■ ABOUT THIS TASK: Pictures do not belong in the copy; restate the records below word for word.

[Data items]
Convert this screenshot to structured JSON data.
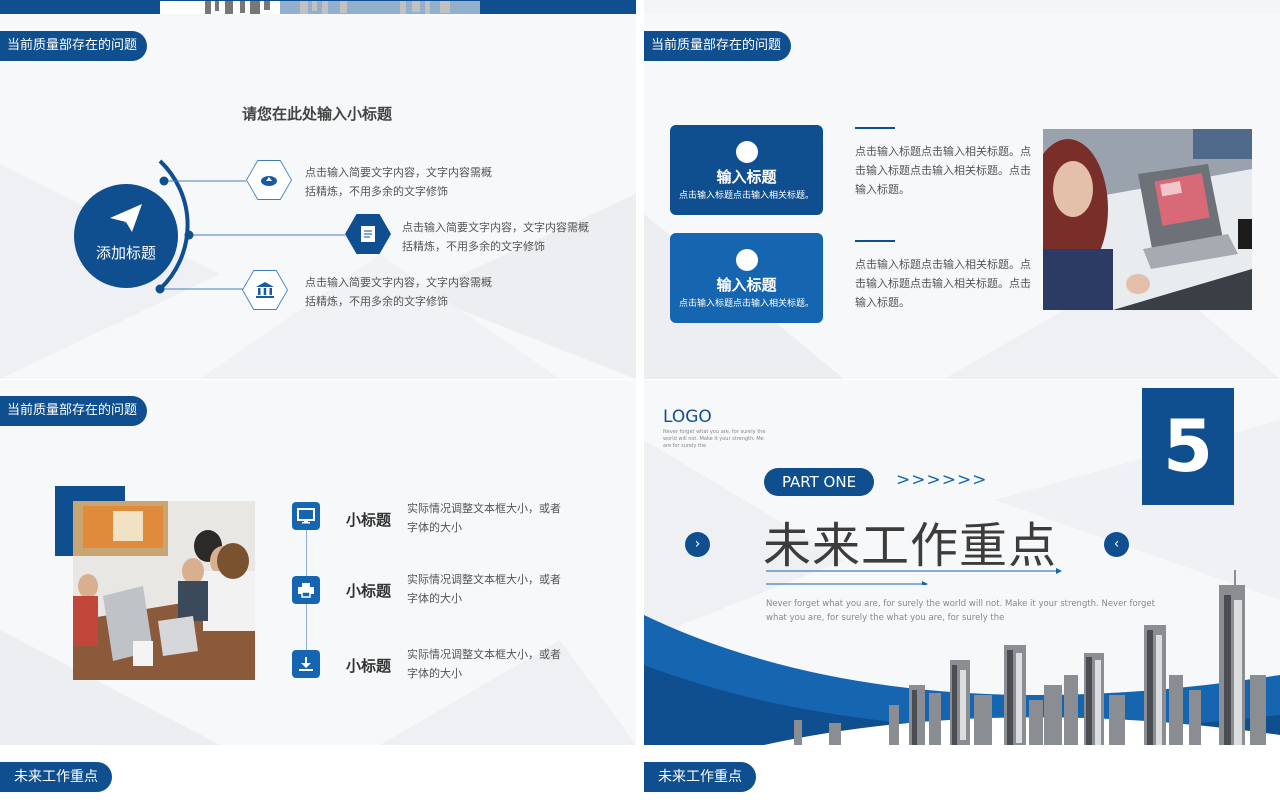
{
  "colors": {
    "primary": "#0f4f8f",
    "accent": "#1a6fbf",
    "text": "#444444"
  },
  "slide1": {
    "tag": "当前质量部存在的问题",
    "subtitle": "请您在此处输入小标题",
    "center_label": "添加标题",
    "items": [
      {
        "icon": "cloud-upload-icon",
        "line1": "点击输入简要文字内容，文字内容需概",
        "line2": "括精炼，不用多余的文字修饰"
      },
      {
        "icon": "document-icon",
        "line1": "点击输入简要文字内容，文字内容需概",
        "line2": "括精炼，不用多余的文字修饰"
      },
      {
        "icon": "bank-icon",
        "line1": "点击输入简要文字内容，文字内容需概",
        "line2": "括精炼，不用多余的文字修饰"
      }
    ]
  },
  "slide2": {
    "tag": "当前质量部存在的问题",
    "cards": [
      {
        "title": "输入标题",
        "sub": "点击输入标题点击输入相关标题。"
      },
      {
        "title": "输入标题",
        "sub": "点击输入标题点击输入相关标题。"
      }
    ],
    "paras": [
      {
        "l1": "点击输入标题点击输入相关标题。点",
        "l2": "击输入标题点击输入相关标题。点击",
        "l3": "输入标题。"
      },
      {
        "l1": "点击输入标题点击输入相关标题。点",
        "l2": "击输入标题点击输入相关标题。点击",
        "l3": "输入标题。"
      }
    ]
  },
  "slide3": {
    "tag": "当前质量部存在的问题",
    "items": [
      {
        "icon": "monitor-icon",
        "title": "小标题",
        "l1": "实际情况调整文本框大小，或者",
        "l2": "字体的大小"
      },
      {
        "icon": "printer-icon",
        "title": "小标题",
        "l1": "实际情况调整文本框大小，或者",
        "l2": "字体的大小"
      },
      {
        "icon": "download-icon",
        "title": "小标题",
        "l1": "实际情况调整文本框大小，或者",
        "l2": "字体的大小"
      }
    ]
  },
  "slide4": {
    "logo": "LOGO",
    "logo_tag1": "Never forget what you are, for surely the",
    "logo_tag2": "world will not. Make it your strength. Me",
    "logo_tag3": "are for surely the",
    "number": "5",
    "part": "PART ONE",
    "arrows": ">>>>>>",
    "title": "未来工作重点",
    "desc1": "Never forget what you are, for surely the world will not. Make it your strength. Never forget",
    "desc2": "what you are, for surely the what you are, for surely the"
  },
  "slide5": {
    "tag": "未来工作重点"
  },
  "slide6": {
    "tag": "未来工作重点"
  }
}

■ SOLUTION TO THE EXERCISE:
Convert this screenshot to structured JSON data.
{
  "colors": {
    "primary": "#0f4f8f",
    "accent": "#1a6fbf",
    "text": "#444444"
  },
  "slide1": {
    "tag": "当前质量部存在的问题",
    "subtitle": "请您在此处输入小标题",
    "center_label": "添加标题",
    "items": [
      {
        "icon": "cloud-upload-icon",
        "line1": "点击输入简要文字内容，文字内容需概",
        "line2": "括精炼，不用多余的文字修饰"
      },
      {
        "icon": "document-icon",
        "line1": "点击输入简要文字内容，文字内容需概",
        "line2": "括精炼，不用多余的文字修饰"
      },
      {
        "icon": "bank-icon",
        "line1": "点击输入简要文字内容，文字内容需概",
        "line2": "括精炼，不用多余的文字修饰"
      }
    ]
  },
  "slide2": {
    "tag": "当前质量部存在的问题",
    "cards": [
      {
        "title": "输入标题",
        "sub": "点击输入标题点击输入相关标题。"
      },
      {
        "title": "输入标题",
        "sub": "点击输入标题点击输入相关标题。"
      }
    ],
    "paras": [
      {
        "l1": "点击输入标题点击输入相关标题。点",
        "l2": "击输入标题点击输入相关标题。点击",
        "l3": "输入标题。"
      },
      {
        "l1": "点击输入标题点击输入相关标题。点",
        "l2": "击输入标题点击输入相关标题。点击",
        "l3": "输入标题。"
      }
    ]
  },
  "slide3": {
    "tag": "当前质量部存在的问题",
    "items": [
      {
        "icon": "monitor-icon",
        "title": "小标题",
        "l1": "实际情况调整文本框大小，或者",
        "l2": "字体的大小"
      },
      {
        "icon": "printer-icon",
        "title": "小标题",
        "l1": "实际情况调整文本框大小，或者",
        "l2": "字体的大小"
      },
      {
        "icon": "download-icon",
        "title": "小标题",
        "l1": "实际情况调整文本框大小，或者",
        "l2": "字体的大小"
      }
    ]
  },
  "slide4": {
    "logo": "LOGO",
    "logo_tag1": "Never forget what you are, for surely the",
    "logo_tag2": "world will not. Make it your strength. Me",
    "logo_tag3": "are for surely the",
    "number": "5",
    "part": "PART ONE",
    "arrows": ">>>>>>",
    "title": "未来工作重点",
    "desc1": "Never forget what you are, for surely the world will not. Make it your strength. Never forget",
    "desc2": "what you are, for surely the what you are, for surely the"
  },
  "slide5": {
    "tag": "未来工作重点"
  },
  "slide6": {
    "tag": "未来工作重点"
  }
}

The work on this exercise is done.